1/3 cup warm water (110ºF to 115ºF)
1 cup milk
1/3 cup unsalted butter, cut up into chunks
about 3 cups unbleached all-purpose flour
½ cup whole-wheat flour
2 teaspoons salt
1/3 cup minced shallots
2 tablespoons cornmeal
1 pound Humboldt Fog cheese
Preheat oven to 350ºF. Toast walnuts on a baking sheet until fragrant and lightly toasted, about 15 minutes. Let cool and then chop coarsely.
In a small bowl sprinkle the yeast over the warm water and let stand for 2 minutes to soften. Stir to dissolve and allow to sit for about 5 – 10 minutes, or until fine bubbles form on the surface. This means that the yeast is active and you have just ‘proofed’ it.
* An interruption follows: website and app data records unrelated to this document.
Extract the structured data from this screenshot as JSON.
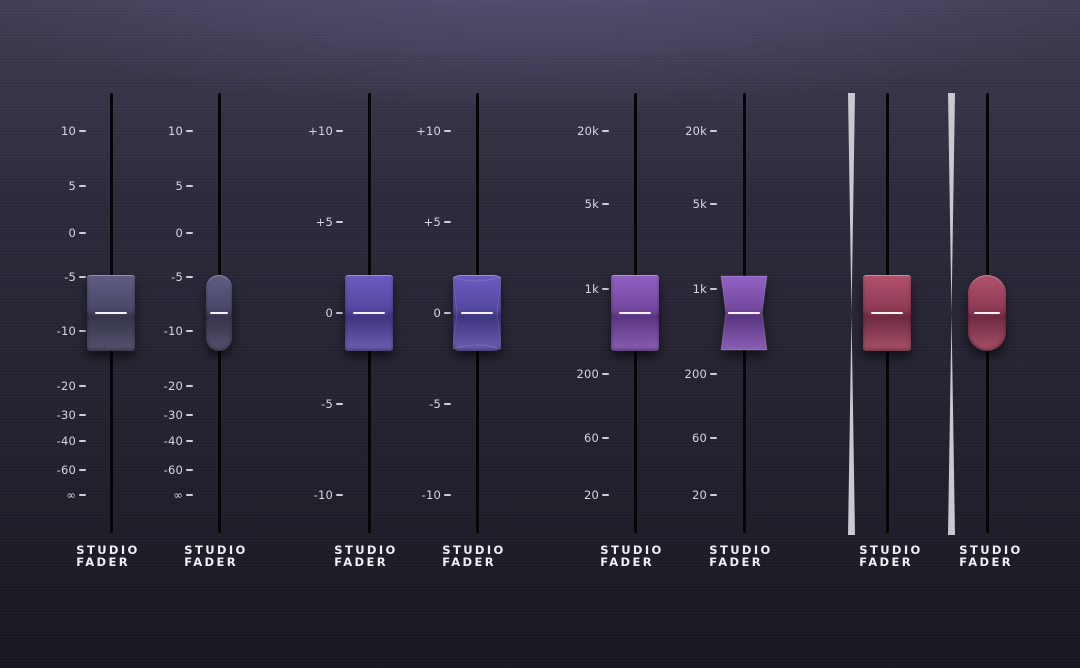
{
  "faders": [
    {
      "id": "f1",
      "label_top": "STUDIO",
      "label_bottom": "FADER",
      "cap_style": "rect",
      "color": "#4a4868",
      "scale": [
        "10",
        "5",
        "0",
        "-5",
        "-10",
        "-20",
        "-30",
        "-40",
        "-60",
        "∞"
      ],
      "value": "-8"
    },
    {
      "id": "f2",
      "label_top": "STUDIO",
      "label_bottom": "FADER",
      "cap_style": "pill",
      "color": "#4a4868",
      "scale": [
        "10",
        "5",
        "0",
        "-5",
        "-10",
        "-20",
        "-30",
        "-40",
        "-60",
        "∞"
      ],
      "value": "-8"
    },
    {
      "id": "f3",
      "label_top": "STUDIO",
      "label_bottom": "FADER",
      "cap_style": "rect",
      "color": "#5348a0",
      "scale": [
        "+10",
        "+5",
        "0",
        "-5",
        "-10"
      ],
      "value": "0"
    },
    {
      "id": "f4",
      "label_top": "STUDIO",
      "label_bottom": "FADER",
      "cap_style": "curved",
      "color": "#5348a0",
      "scale": [
        "+10",
        "+5",
        "0",
        "-5",
        "-10"
      ],
      "value": "0"
    },
    {
      "id": "f5",
      "label_top": "STUDIO",
      "label_bottom": "FADER",
      "cap_style": "rect",
      "color": "#74489f",
      "scale": [
        "20k",
        "5k",
        "1k",
        "200",
        "60",
        "20"
      ],
      "value": "500"
    },
    {
      "id": "f6",
      "label_top": "STUDIO",
      "label_bottom": "FADER",
      "cap_style": "hourglass",
      "color": "#74489f",
      "scale": [
        "20k",
        "5k",
        "1k",
        "200",
        "60",
        "20"
      ],
      "value": "500"
    },
    {
      "id": "f7",
      "label_top": "STUDIO",
      "label_bottom": "FADER",
      "cap_style": "rect",
      "color": "#8e3a54",
      "scale": [],
      "value": null
    },
    {
      "id": "f8",
      "label_top": "STUDIO",
      "label_bottom": "FADER",
      "cap_style": "pill",
      "color": "#8e3a54",
      "scale": [],
      "value": null
    }
  ],
  "scale_indicator_color": "#cfcbd9"
}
Heat the milk and butter in a small saucepan until butter is melted. Set aside to cool to about 110ºF.
In a large bowl, stir together 1¾ cups of the all-purpose flour, whole-wheat flour and salt. Add the active (proofed) yeast, milk and butter mixture, shallots and walnuts. Stir until well blended. Add more all-purpose flour gradually, stirring until the dough becomes too stiff to stir. Turn out onto a lightly floured board and knead until the dough is smooth and elastic, about 5 minutes, adding more flour as necessary.
Shape the dough into a ball and transfer to a large greased bowl (I use about 1 tablespoon olive oil). Turn the dough over to coat the entire surface with oil. Cover with a clean kitchen towel and let rise until doubled, about 1½ hours. Punch the dough down and transfer to a lightly floured work surface. Reshape into a ball and transfer to a baking sheet dusted with the cornmeal. Cover with the towel and let rise until doubled, about 1½ hours.
Preheat oven to 425ºF. Put a baking dish with ice water on the floor of the oven to create steam. Slash the loaf a couple of times, and then bake for 30 minutes. Reduce the oven temperature to 325ºF, remove the water from the oven and continue to bake bread until it is well browned, about 30 minutes more. Let cool on rack before slicing. Serve with sliced Humboldt Fog cheese and Onion Jam.
I am submitting this recipe to YeastSpotting, a weekly review of yeast-driven food. Check the link for some wonderful recipes!